[greenbelt dreams]

image courtesy of Plan•it
The term "sprawl without growth" has been tossed around more and more lately, specifically when talking about Onondaga County's development over the past few decades.  Generally put, the sprawl in this term refers to the thousands of new houses and dwelling units built on greenfields throughout the county, supposedly fulfilling a demand for an increasingly county-bound population.  Yet in reality, the population of the county has remained relatively steady for the last half-century, while the city population has declined -- this is the without growth portion of the term.  Put simply, people were abandoning city homes in favor of newly-built structures in the suburbs, requiring ever-more and brand-new water, sewer, road, and electrical infrastructure at large expense.  At the same time, the city is forced to maintain all of its existing infrastructure with a dwindling tax-base.  Both city and county ultimately lose, as the same amount of tax income is stretched thinner and thinner over a continually-spreading land area.  The pink area in the map above depicts all areas currently served by county sewer infrastructure.

So what to do?  Sam Gordon of Plan•it, a local planning firm+thinktank, smartly proposes containing all future development within areas served by current infrastructure, allowing it to back-fill underutilized land and increase the region's density.  Such a plan is part of his grander proposal for a county greenbelt that not only encourages smart growth, but provides a framework to better-connect county amenities.

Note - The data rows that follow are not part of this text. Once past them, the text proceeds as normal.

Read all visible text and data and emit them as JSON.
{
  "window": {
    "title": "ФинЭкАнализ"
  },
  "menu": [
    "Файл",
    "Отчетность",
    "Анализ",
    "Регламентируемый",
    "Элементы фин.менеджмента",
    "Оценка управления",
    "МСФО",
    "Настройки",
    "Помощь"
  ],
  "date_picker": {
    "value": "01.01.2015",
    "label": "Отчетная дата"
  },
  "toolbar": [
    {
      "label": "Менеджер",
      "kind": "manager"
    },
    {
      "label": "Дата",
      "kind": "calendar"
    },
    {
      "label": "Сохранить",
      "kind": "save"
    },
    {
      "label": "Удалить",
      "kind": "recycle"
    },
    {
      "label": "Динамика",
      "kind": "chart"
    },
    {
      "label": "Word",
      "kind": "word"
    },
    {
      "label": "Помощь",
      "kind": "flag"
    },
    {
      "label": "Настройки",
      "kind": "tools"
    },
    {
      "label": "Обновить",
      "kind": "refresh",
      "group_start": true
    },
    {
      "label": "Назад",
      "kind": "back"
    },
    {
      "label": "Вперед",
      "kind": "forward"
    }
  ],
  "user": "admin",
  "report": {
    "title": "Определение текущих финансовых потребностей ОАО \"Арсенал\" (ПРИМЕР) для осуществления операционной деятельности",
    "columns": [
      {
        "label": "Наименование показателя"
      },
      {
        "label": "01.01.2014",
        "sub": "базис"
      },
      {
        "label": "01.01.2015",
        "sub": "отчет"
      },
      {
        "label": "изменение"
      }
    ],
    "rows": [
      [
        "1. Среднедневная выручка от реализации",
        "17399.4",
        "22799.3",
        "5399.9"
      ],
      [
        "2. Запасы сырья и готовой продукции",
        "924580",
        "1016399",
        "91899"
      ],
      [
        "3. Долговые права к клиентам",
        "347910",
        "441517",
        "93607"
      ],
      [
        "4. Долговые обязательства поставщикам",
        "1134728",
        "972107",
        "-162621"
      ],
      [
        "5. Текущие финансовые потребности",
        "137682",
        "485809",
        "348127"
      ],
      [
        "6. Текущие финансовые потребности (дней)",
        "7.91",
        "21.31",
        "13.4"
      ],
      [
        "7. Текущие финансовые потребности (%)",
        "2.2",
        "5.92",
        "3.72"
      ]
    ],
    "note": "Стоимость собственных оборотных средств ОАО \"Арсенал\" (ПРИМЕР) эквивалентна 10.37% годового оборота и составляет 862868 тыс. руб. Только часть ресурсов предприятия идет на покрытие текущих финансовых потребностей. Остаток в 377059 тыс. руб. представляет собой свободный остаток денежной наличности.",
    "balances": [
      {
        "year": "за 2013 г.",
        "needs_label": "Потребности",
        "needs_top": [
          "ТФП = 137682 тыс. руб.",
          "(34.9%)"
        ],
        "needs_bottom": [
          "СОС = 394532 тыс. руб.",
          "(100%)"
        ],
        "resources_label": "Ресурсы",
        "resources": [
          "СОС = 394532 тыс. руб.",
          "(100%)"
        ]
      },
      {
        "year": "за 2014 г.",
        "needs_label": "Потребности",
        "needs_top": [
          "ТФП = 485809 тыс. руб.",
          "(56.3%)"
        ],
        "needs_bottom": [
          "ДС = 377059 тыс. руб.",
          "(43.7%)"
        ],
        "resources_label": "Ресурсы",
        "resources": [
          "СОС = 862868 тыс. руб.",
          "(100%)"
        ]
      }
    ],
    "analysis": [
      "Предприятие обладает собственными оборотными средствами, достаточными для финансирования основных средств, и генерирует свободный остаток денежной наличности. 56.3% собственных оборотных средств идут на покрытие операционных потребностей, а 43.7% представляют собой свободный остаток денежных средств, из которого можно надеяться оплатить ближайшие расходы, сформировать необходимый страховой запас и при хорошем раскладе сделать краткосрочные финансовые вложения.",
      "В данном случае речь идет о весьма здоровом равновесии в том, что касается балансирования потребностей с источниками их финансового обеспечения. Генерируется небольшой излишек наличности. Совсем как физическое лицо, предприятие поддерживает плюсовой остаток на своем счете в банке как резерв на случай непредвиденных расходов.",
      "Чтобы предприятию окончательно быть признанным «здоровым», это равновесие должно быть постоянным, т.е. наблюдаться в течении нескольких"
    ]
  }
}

image courtesy of Plan•it

The Onondaga County Greenbelt takes into account all existing infrastructure, the built environment, the natural landscape, parks, transportation networks, and vacant land in order to outline a contiguous "belt" of protected land around and throughout the developed region of the county.  As an added bonus, the greenbelt would allow for a network of trails, both recreational and practical, that interconnect among parks, attractions, urban and population centers, and the larger state-wide canal corridor.  Such an endeavor merely requires some well-written legislation to designate and regulate the area and limits of the greenbelt, and some sort of entity that creates and maintains the trail system.  Just imagine how an interconnected system like this could encourage development in all the right places, while at the same time providing additional transportation routes and recreational options.

1 comment:

  1. Good job, Jason. I agree.

    Check out my website also for additional ideas: www.fantastic-ideas-for-syracuse-ny.org

    Dave Ashley